Эта же песня входит в состав сборника "20 Ирландских народных песен" [WoO 153, No. 13].
Версия для вокального дуэта.
Время создания: 1815 г.
The more familiar version of this folksong is for solo voice; this version is for suprano and tenor, who swap the melody back and forth throughout the song. The accompaniment parts are identical. In the published version, George Thomson omitted the tenor voice, explaining that it was more effective sung as a solo. He asked the poet, William Smyth, to produce an extra stanza suitable for a duet, but none was forthcoming.
'Tis Sunshine at Last
'Tis sunshine at last, come, my Ellen, sit near me, And twine me these roses, we sorrow no more; Come taste of my cup, while it sparkles to cheer me, The cup that I fill, now the tempest is o'er. Oh! not that my mirth, with unhallow'd intrusion, Would thy gentle mind to rude transport beguile, But catch from my bowl one fond passing illusion, And crown my gay heart with thy sympathy's smile.
Come taste of my cup - for 'till Ellen shall share it, In vain are the roses - in vain is the wine: Past sorrow shall sweeten, and love shall prepare it, For forms that are softer and finer like thine. Bright beams a new world. and sweet visions break o'er us, And as landscapes are fresher when past are the show'rs, So richer the bliss and the gay hopes before us - For where are the hearts that have sorrow'd like ours.
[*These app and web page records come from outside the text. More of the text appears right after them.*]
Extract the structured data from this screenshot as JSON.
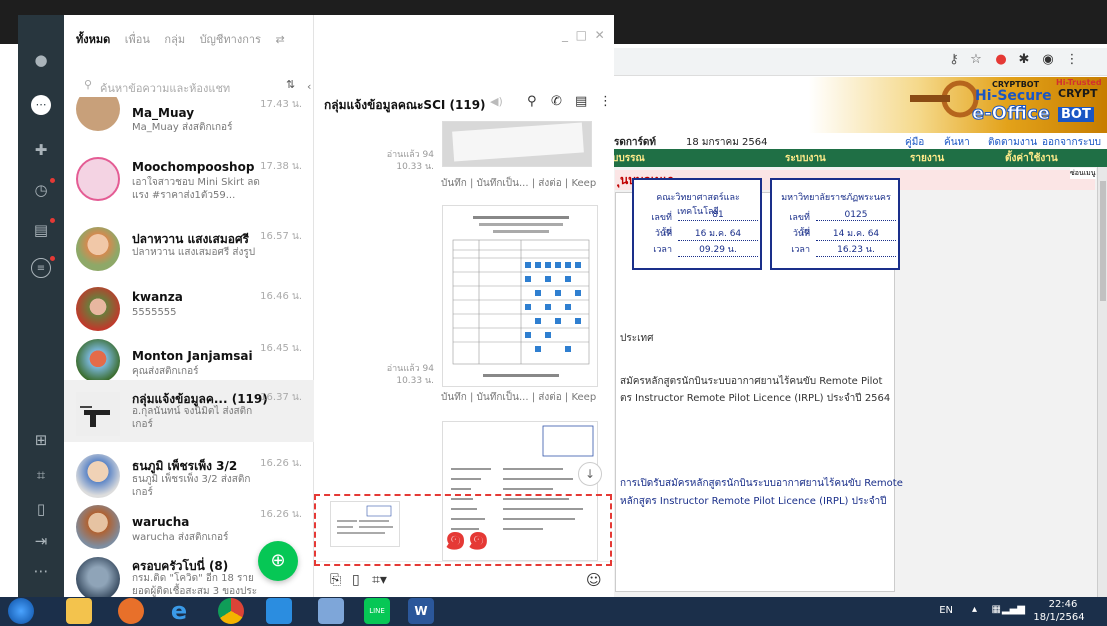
{
  "browser": {
    "banner": {
      "cryptbot": "CRYPTBOT",
      "hi_trusted": "Hi-Trusted",
      "crypt": "CRYPT",
      "hi_secure": "Hi-Secure",
      "eoffice": "e-Office",
      "bot": "BOT"
    },
    "info_bar": {
      "page": "รดการ์ดท์",
      "date": "18 มกราคม 2564",
      "help": "คู่มือ",
      "search": "ค้นหา",
      "track": "ติดตามงาน",
      "logout": "ออกจากระบบ"
    },
    "menu": [
      "บบรรณ",
      "ระบบงาน",
      "รายงาน",
      "ตั้งค่าใช้งาน"
    ],
    "menu_hide": "ซ่อนเมนู",
    "page_title": "ุนบบลูเนเา",
    "stamp_left": {
      "title": "คณะวิทยาศาสตร์และเทคโนโลยี",
      "no_label": "เลขที่รับ",
      "no": "81",
      "date_label": "วันที่",
      "date": "16 ม.ค. 64",
      "time_label": "เวลา",
      "time": "09.29 น."
    },
    "stamp_right": {
      "title": "มหาวิทยาลัยราชภัฏพระนคร",
      "no_label": "เลขที่รับ",
      "no": "0125",
      "date_label": "วันที่",
      "date": "14 ม.ค. 64",
      "time_label": "เวลา",
      "time": "16.23 น."
    },
    "doc_lines": [
      "ประเทศ",
      "สมัครหลักสูตรนักบินระบบอากาศยานไร้คนขับ Remote Pilot",
      "ตร Instructor Remote Pilot Licence (IRPL) ประจำปี 2564",
      "การเปิดรับสมัครหลักสูตรนักบินระบบอากาศยานไร้คนขับ Remote",
      "หลักสูตร Instructor Remote Pilot Licence (IRPL) ประจำปี"
    ]
  },
  "line": {
    "tabs": [
      "ทั้งหมด",
      "เพื่อน",
      "กลุ่ม",
      "บัญชีทางการ"
    ],
    "search_placeholder": "ค้นหาข้อความและห้องแชท",
    "chats": [
      {
        "name": "Ma_Muay",
        "preview": "Ma_Muay ส่งสติกเกอร์",
        "time": "17.43 น."
      },
      {
        "name": "Moochompooshop",
        "preview": "เอาใจสาวชอบ Mini Skirt ลดแรง #ราคาส่ง1ตัว59...",
        "time": "17.38 น."
      },
      {
        "name": "ปลาหวาน แสงเสมอศรี",
        "preview": "ปลาหวาน แสงเสมอศรี ส่งรูป",
        "time": "16.57 น."
      },
      {
        "name": "kwanza",
        "preview": "5555555",
        "time": "16.46 น."
      },
      {
        "name": "Monton Janjamsai",
        "preview": "คุณส่งสติกเกอร์",
        "time": "16.45 น."
      },
      {
        "name": "กลุ่มแจ้งข้อมูลค... (119)",
        "preview": "อ.กุลนันทน์ จงนิมิตไ ส่งสติกเกอร์",
        "time": "16.37 น."
      },
      {
        "name": "ธนภูมิ เพ็ชรเพ็ง 3/2",
        "preview": "ธนภูมิ เพ็ชรเพ็ง 3/2 ส่งสติกเกอร์",
        "time": "16.26 น."
      },
      {
        "name": "warucha",
        "preview": "warucha ส่งสติกเกอร์",
        "time": "16.26 น."
      },
      {
        "name": "ครอบครัวโบนี่ (8)",
        "preview": "กรม.ติด \"โควิด\" อีก 18 ราย ยอดผู้ติดเชื้อสะสม 3 ของประ",
        "time": ""
      }
    ],
    "chat_window": {
      "title": "กลุ่มแจ้งข้อมูลคณะSCI (119)",
      "read1": "อ่านแล้ว 94",
      "time1": "10.33 น.",
      "read2": "อ่านแล้ว 94",
      "time2": "10.33 น.",
      "actions": "บันทึก | บันทึกเป็น... | ส่งต่อ | Keep",
      "annotation": "๑๑"
    }
  },
  "taskbar": {
    "lang": "EN",
    "time": "22:46",
    "date": "18/1/2564"
  }
}
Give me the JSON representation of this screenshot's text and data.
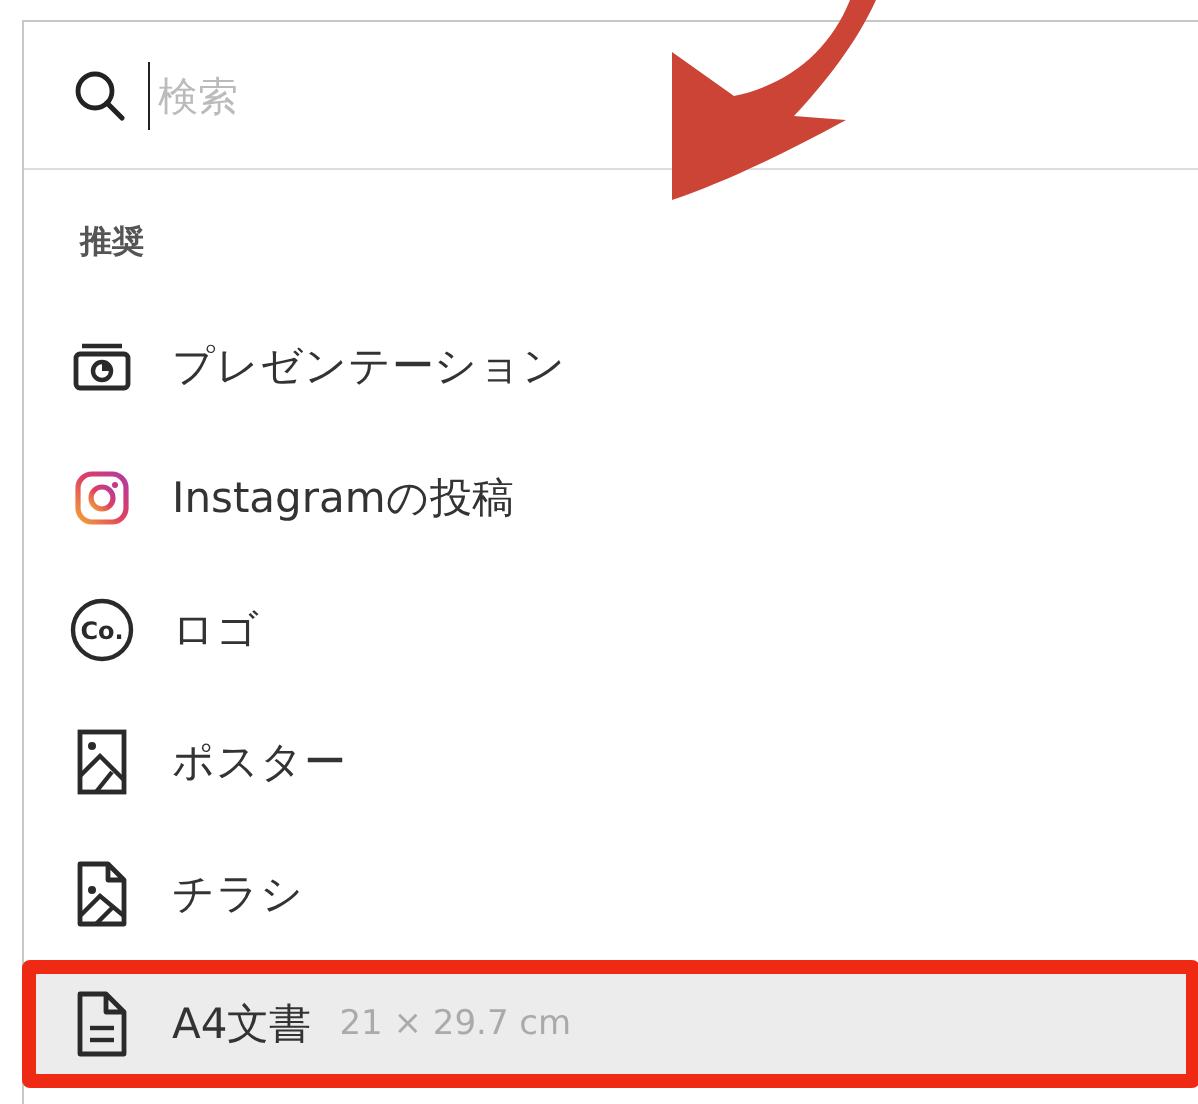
{
  "search": {
    "placeholder": "検索"
  },
  "section": {
    "heading": "推奨"
  },
  "items": [
    {
      "kind": "presentation",
      "label": "プレゼンテーション",
      "selected": false,
      "marked": false
    },
    {
      "kind": "instagram",
      "label": "Instagramの投稿",
      "selected": false,
      "marked": false
    },
    {
      "kind": "logo",
      "label": "ロゴ",
      "icon_text": "Co.",
      "selected": false,
      "marked": false
    },
    {
      "kind": "poster",
      "label": "ポスター",
      "selected": false,
      "marked": false
    },
    {
      "kind": "flyer",
      "label": "チラシ",
      "selected": false,
      "marked": false
    },
    {
      "kind": "document",
      "label": "A4文書",
      "detail": "21 × 29.7 cm",
      "selected": true,
      "marked": true
    }
  ]
}
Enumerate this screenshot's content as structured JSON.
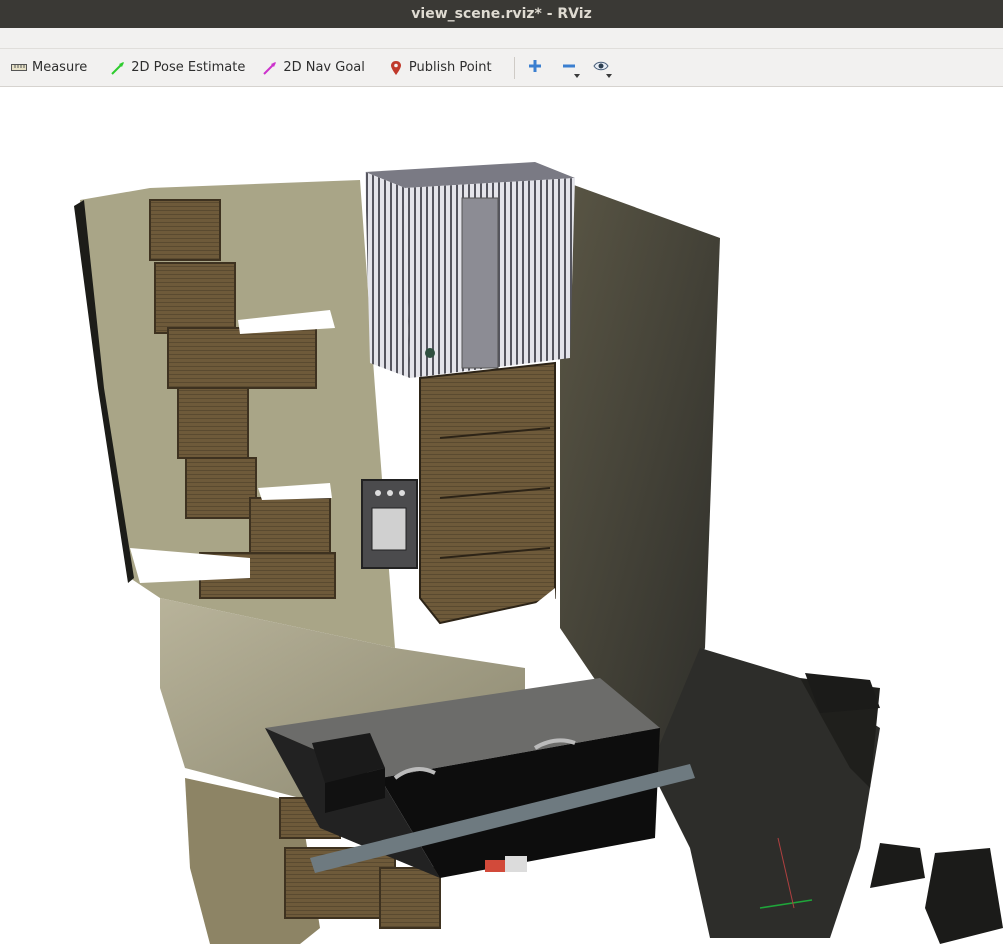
{
  "window": {
    "title": "view_scene.rviz* - RViz"
  },
  "toolbar": {
    "tools": [
      {
        "label": "Measure",
        "icon": "ruler-icon"
      },
      {
        "label": "2D Pose Estimate",
        "icon": "green-arrow-icon"
      },
      {
        "label": "2D Nav Goal",
        "icon": "magenta-arrow-icon"
      },
      {
        "label": "Publish Point",
        "icon": "map-pin-icon"
      }
    ],
    "extras": [
      {
        "icon": "plus-icon"
      },
      {
        "icon": "minus-icon"
      },
      {
        "icon": "eye-icon"
      }
    ]
  },
  "colors": {
    "titlebar": "#3a3935",
    "toolbar": "#f2f1f0",
    "background": "#ffffff",
    "pose_arrow": "#2ecc2e",
    "goal_arrow": "#cc33cc",
    "pin": "#c0392b",
    "plus": "#3b7fd0"
  }
}
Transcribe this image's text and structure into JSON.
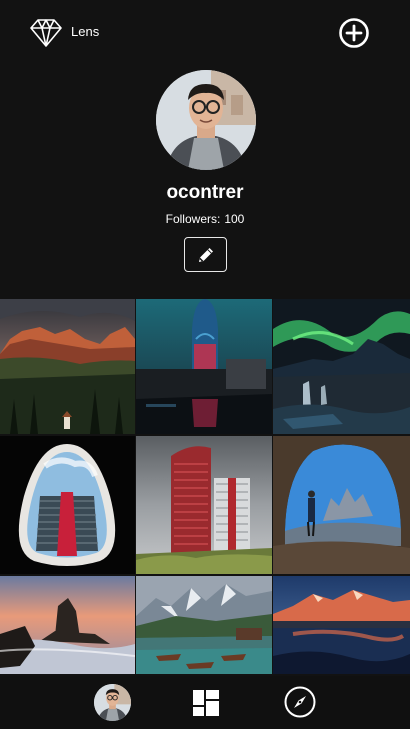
{
  "app": {
    "name": "Lens"
  },
  "header": {
    "logo_icon": "diamond-icon",
    "add_icon": "plus-circle-icon"
  },
  "profile": {
    "username": "ocontrer",
    "followers_label": "Followers:",
    "followers_count": "100",
    "edit_icon": "pencil-icon"
  },
  "photos": [
    {
      "subject": "dolomite-mountains-sunset"
    },
    {
      "subject": "torre-agbar-night"
    },
    {
      "subject": "aurora-kirkjufell-waterfall"
    },
    {
      "subject": "building-stairs-through-oval-frame"
    },
    {
      "subject": "red-tower-buildings"
    },
    {
      "subject": "cave-hiker-tre-cime"
    },
    {
      "subject": "sea-stack-sunset-coast"
    },
    {
      "subject": "braies-lake-boats"
    },
    {
      "subject": "mountain-lake-reflection-sunrise"
    }
  ],
  "bottom_nav": {
    "profile_icon": "avatar",
    "grid_icon": "grid-layout-icon",
    "explore_icon": "compass-icon"
  },
  "colors": {
    "background": "#121212",
    "text": "#ffffff"
  }
}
Oh! ever, my love, must I think of that season, When, friendless, we mingled our terrors and sighs; And how had I failed, in the night of my reason, Had comfort not beam'd from thine eloquent eyes. Take the glass that I fill, take the homage I render: No riot shall break the soft dreams of the soul; Around us shall breathe an Elysium more tender, And finer enchantment be waked from my bowl. ---William Smyth